Ainu Dreams

Ainu Dreams

By George Quasha; Chic Hasegawa

Barrytown Limited, Paperback, 9781581770537, 144pp.

Publication Date: May 1999

In Ainu Dreams, poet George Quasha and buun, a Japanese artist living in America, collaborate in poetically manifesting the artist's richly articulated dream-life. These eighty-odd poems embody an ever-opening cosmos of curious image, surprising narrative, and enigmatic teaching in a language no one could have dreamed up alone. Structurally intriguing poems reveal the innards of the dreams themselves, yet always speak directly and readably, sometimes addressed to a second person (the poet? the reader?). The poems and even reading itself seem to be dreaming. Poet and dreamer both live in New York's Hudson Valley.

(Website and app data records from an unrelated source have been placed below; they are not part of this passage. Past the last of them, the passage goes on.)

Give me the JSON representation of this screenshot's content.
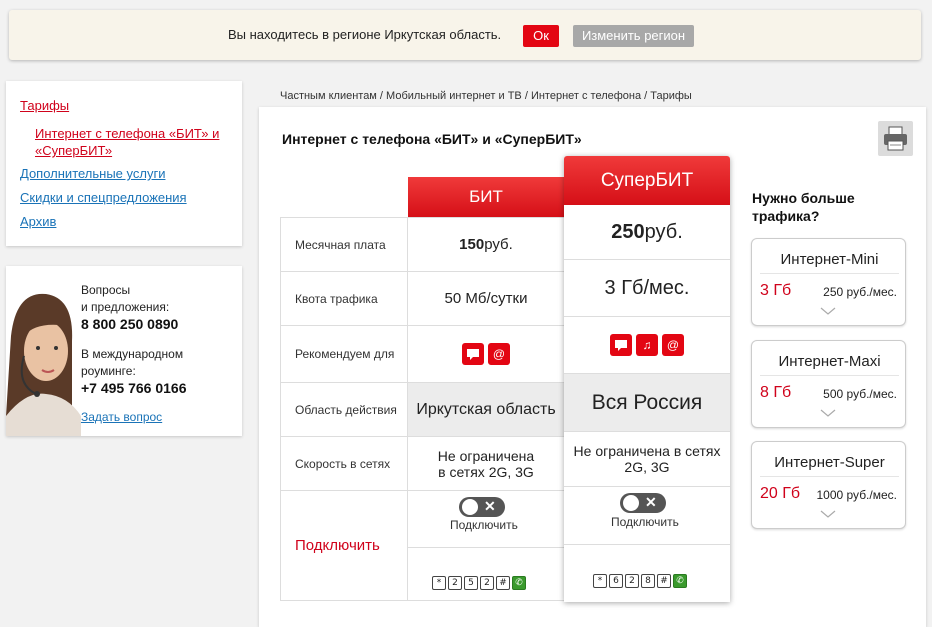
{
  "region_bar": {
    "text": "Вы находитесь в регионе Иркутская область.",
    "ok_label": "Ок",
    "change_label": "Изменить регион"
  },
  "sidebar": {
    "items": [
      {
        "label": "Тарифы"
      },
      {
        "label_line1": "Интернет с телефона «БИТ» и",
        "label_line2": "«СуперБИТ»"
      },
      {
        "label": "Дополнительные услуги"
      },
      {
        "label": "Скидки и спецпредложения"
      },
      {
        "label": "Архив"
      }
    ]
  },
  "contact": {
    "q_line1": "Вопросы",
    "q_line2": "и предложения:",
    "phone1": "8 800 250 0890",
    "roam_line1": "В международном",
    "roam_line2": "роуминге:",
    "phone2": "+7 495 766 0166",
    "ask_link": "Задать вопрос"
  },
  "breadcrumb": "Частным клиентам / Мобильный интернет и ТВ / Интернет с телефона / Тарифы",
  "page_title": "Интернет с телефона «БИТ» и «СуперБИТ»",
  "table": {
    "row_labels": [
      "Месячная плата",
      "Квота трафика",
      "Рекомендуем для",
      "Область действия",
      "Скорость в сетях",
      "Подключить"
    ],
    "bit": {
      "name": "БИТ",
      "price_num": "150",
      "price_unit": " руб.",
      "quota": "50 Мб/сутки",
      "area": "Иркутская область",
      "speed_line1": "Не ограничена",
      "speed_line2": "в сетях 2G, 3G",
      "connect_label": "Подключить",
      "ussd": [
        "*",
        "2",
        "5",
        "2",
        "#"
      ]
    },
    "superbit": {
      "name": "СуперБИТ",
      "price_num": "250",
      "price_unit": " руб.",
      "quota": "3 Гб/мес.",
      "area": "Вся Россия",
      "speed_line1": "Не ограничена в сетях",
      "speed_line2": "2G, 3G",
      "connect_label": "Подключить",
      "ussd": [
        "*",
        "6",
        "2",
        "8",
        "#"
      ]
    }
  },
  "more_traffic": {
    "title_line1": "Нужно больше",
    "title_line2": "трафика?",
    "packages": [
      {
        "name": "Интернет-Mini",
        "gb": "3 Гб",
        "price": "250 руб./мес."
      },
      {
        "name": "Интернет-Maxi",
        "gb": "8 Гб",
        "price": "500 руб./мес."
      },
      {
        "name": "Интернет-Super",
        "gb": "20 Гб",
        "price": "1000 руб./мес."
      }
    ]
  },
  "icons": {
    "sms": "sms-icon",
    "email": "at-icon",
    "music": "music-icon",
    "print": "printer-icon",
    "call": "call-icon",
    "chevron": "chevron-down-icon",
    "toggle_off": "toggle-off-icon"
  },
  "colors": {
    "accent": "#e30613",
    "link": "#1a73b7"
  }
}
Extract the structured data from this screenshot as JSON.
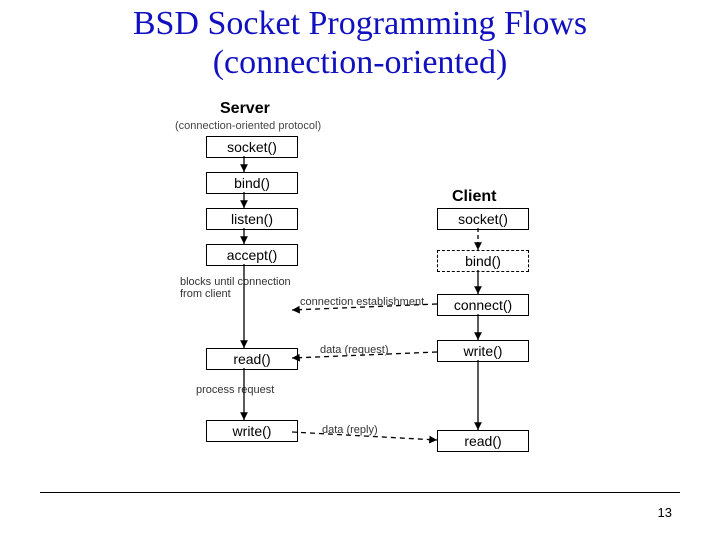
{
  "title_line1": "BSD Socket Programming Flows",
  "title_line2": "(connection-oriented)",
  "server": {
    "heading": "Server",
    "subheading": "(connection-oriented protocol)",
    "nodes": {
      "socket": "socket()",
      "bind": "bind()",
      "listen": "listen()",
      "accept": "accept()",
      "read": "read()",
      "write": "write()"
    },
    "notes": {
      "blocks": "blocks until connection\nfrom client",
      "process": "process request"
    }
  },
  "client": {
    "heading": "Client",
    "nodes": {
      "socket": "socket()",
      "bind": "bind()",
      "connect": "connect()",
      "write": "write()",
      "read": "read()"
    }
  },
  "edge_labels": {
    "establish": "connection establishment",
    "request": "data (request)",
    "reply": "data (reply)"
  },
  "page_number": "13"
}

About the Author
George Quasha's work as a poet, including Somapoetics (1973) and AINU DREAMS (1999) among others, has steadily broadened to explore principles in common within language, sculpture, drawing, video, sound, installation, and performance. Preverbs, of which VERBAL PARADISE is the first book, has been a core vehicle of this exploration. His recent Axial Stones: An Art of Percarious Balance, foreword by Carter Ratcliff (2006), focuses on sculpture, drawing, and language (as text and installation) shown at the Baumgartner Gallery (Chelsea), Slought Foundation (Philadelphia), the Samuel Dorsky Museum of Art (SUNY New Paltz), and elsewhere. His axial video works with language, sound, and portraiture, including art is: Speaking Portraits, recording over 800 artists, poets, and musicians in eleven countries (saying what art/music/poetry is) and exhibited internationally at museums, galleries, and universities. Awarded a Gugenheim Fellowship in video art and an NEA Fellowship in poetry, the latest of his twenty books is An Art of Limina: Gary Hill's Works and Writings (with Charles Stein; foreword by Lynne Cooke) (2009). Co-founder and -publisher with Susan Quasha of Station Hill Press of Barrytown, New York, he performs both solo and in collaboration with Gary Hill, Charles Stein, and David Arner.